Critics’ Picks

View of “The Last Fifty Years, 1968 / 2019,” 2019.

Madrid

Ulrich Rückriem

Galería Heinrich Ehrhardt
San Lorenzo, 11
May 23–July 27

With its eight sculptures and two series on paper, “The Last Fifty Years, 1968 / 2019” demonstrates the archetypes that have run through Ulrich Rückriem’s oeuvre with assured concision and a poise at once mysterious and upfront. The oldest of the pieces—all of which have been remade for the exhibition—is the iconic dolomite Column, 1968/2019, a rectangular prism sawed in half and then wedged together. This early work sprang from the artist’s experience as a quarrier for the reconstruction of the Cologne Cathedral.
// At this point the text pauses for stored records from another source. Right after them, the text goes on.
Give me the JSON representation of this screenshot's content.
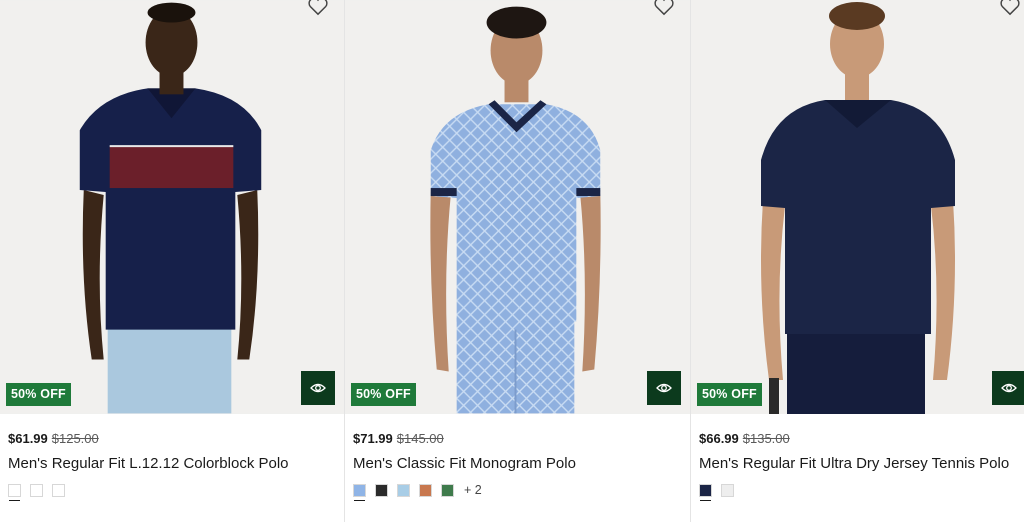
{
  "products": [
    {
      "badge": "50% OFF",
      "price_now": "$61.99",
      "price_was": "$125.00",
      "title": "Men's Regular Fit L.12.12 Colorblock Polo",
      "swatches": [
        "#ffffff",
        "#ffffff",
        "#ffffff"
      ],
      "more": ""
    },
    {
      "badge": "50% OFF",
      "price_now": "$71.99",
      "price_was": "$145.00",
      "title": "Men's Classic Fit Monogram Polo",
      "swatches": [
        "#8fb4e6",
        "#2b2b2b",
        "#a8cde6",
        "#c8784f",
        "#3f7b4c"
      ],
      "more": "+ 2"
    },
    {
      "badge": "50% OFF",
      "price_now": "$66.99",
      "price_was": "$135.00",
      "title": "Men's Regular Fit Ultra Dry Jersey Tennis Polo",
      "swatches": [
        "#1b2546",
        "#eeeeee"
      ],
      "more": ""
    }
  ],
  "colors": {
    "badge_bg": "#1f7a3a",
    "quickview_bg": "#0c3a1d"
  },
  "icons": {
    "wishlist": "heart-outline-icon",
    "quick_view": "eye-icon"
  }
}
With its simple but resolute gesture, great concern for process, warm rather than intimidating monumentality, and vulnerable scale, the fragmented Column aptly summarizes Rückriem’s Minimalist ethic.
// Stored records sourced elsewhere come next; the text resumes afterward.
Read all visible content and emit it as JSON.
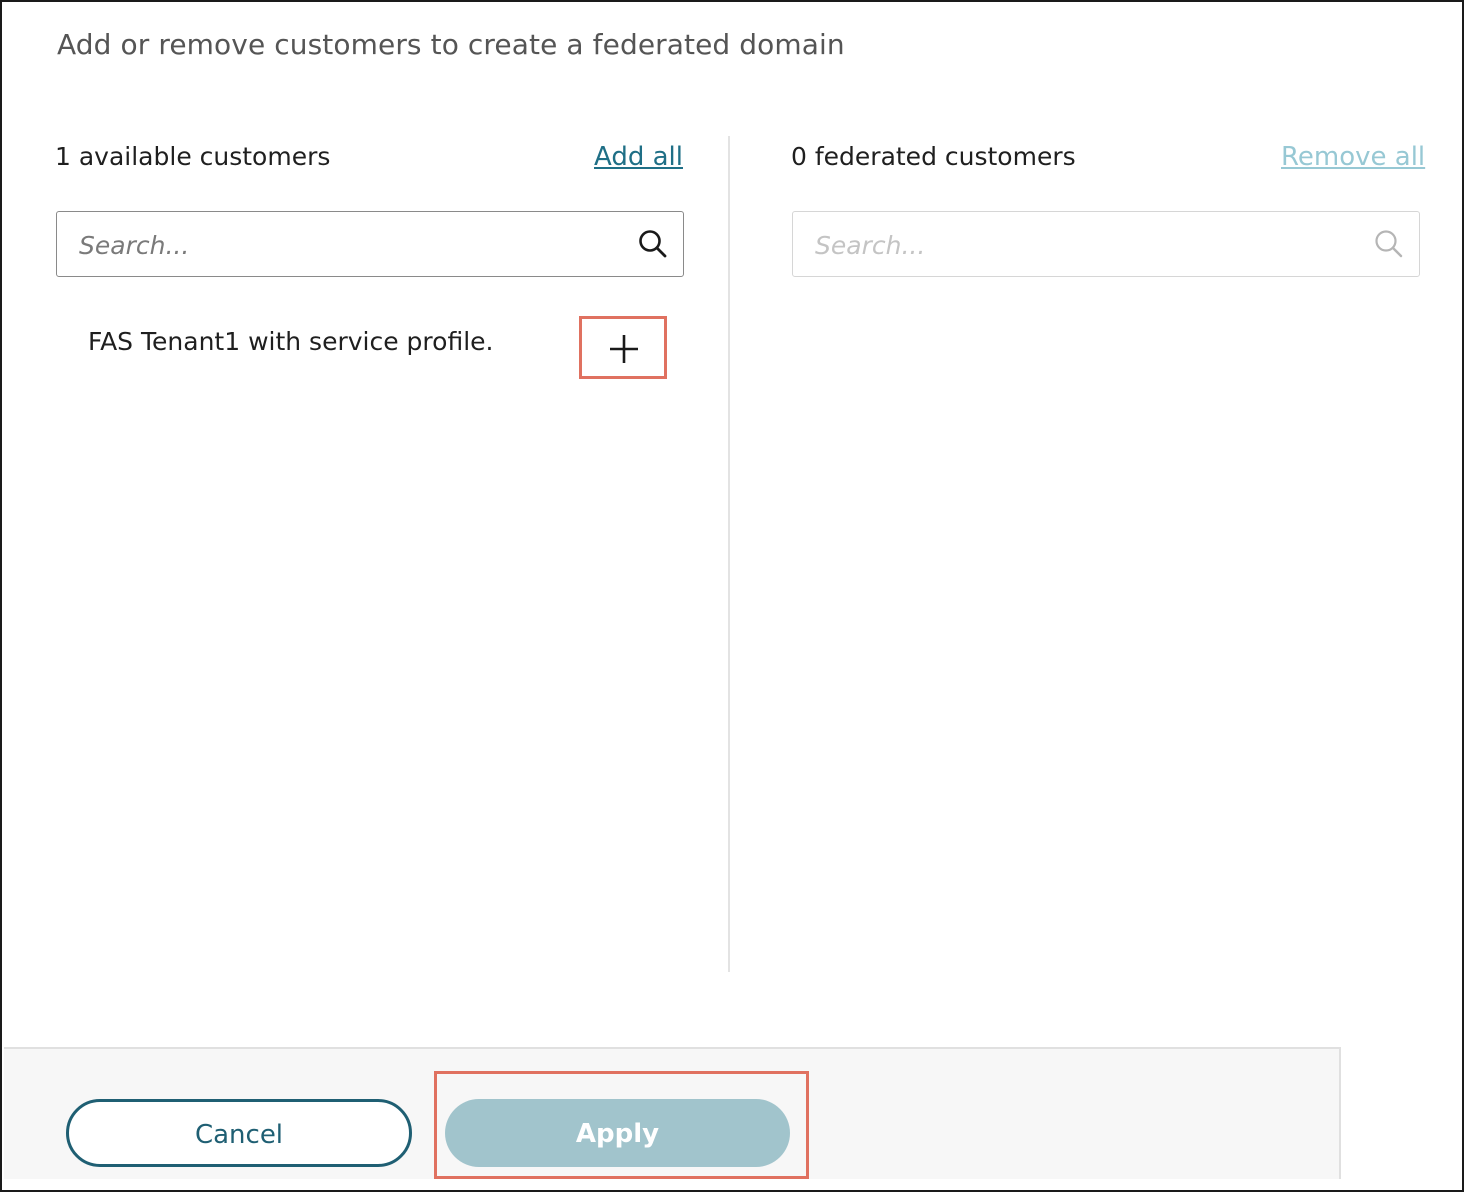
{
  "dialog": {
    "title": "Add or remove customers to create a federated domain"
  },
  "available": {
    "heading": "1 available customers",
    "add_all_label": "Add all",
    "search_placeholder": "Search...",
    "items": [
      {
        "label": "FAS Tenant1 with service profile."
      }
    ]
  },
  "federated": {
    "heading": "0 federated customers",
    "remove_all_label": "Remove all",
    "search_placeholder": "Search..."
  },
  "footer": {
    "cancel_label": "Cancel",
    "apply_label": "Apply"
  },
  "colors": {
    "accent": "#1f6f86",
    "highlight": "#e07160",
    "apply_disabled": "#a1c4cc"
  }
}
In retrospect, we’re able to see how these properties unfold in his later, often more playful production: four squares of reinforcement bars laid out at regular sequence; a striking two-tone dolomite slab; a found puzzle piece of rusted iron joined to another to form a quadrangle; another square, this time outlined by wooden beams; a cylindrical metal rod flattened in the middle; a horizontal relief of regular slate polygons; crossword-like grid drawings. Formalist interpretations of Rückriem’s art will always feel too meager. Only by seeing the works together in a megalith such as this can viewers relish the aesthetic power, the treatment of space and texture, and the austere elegance at stake in Rückriem’s project—in its making and remaking.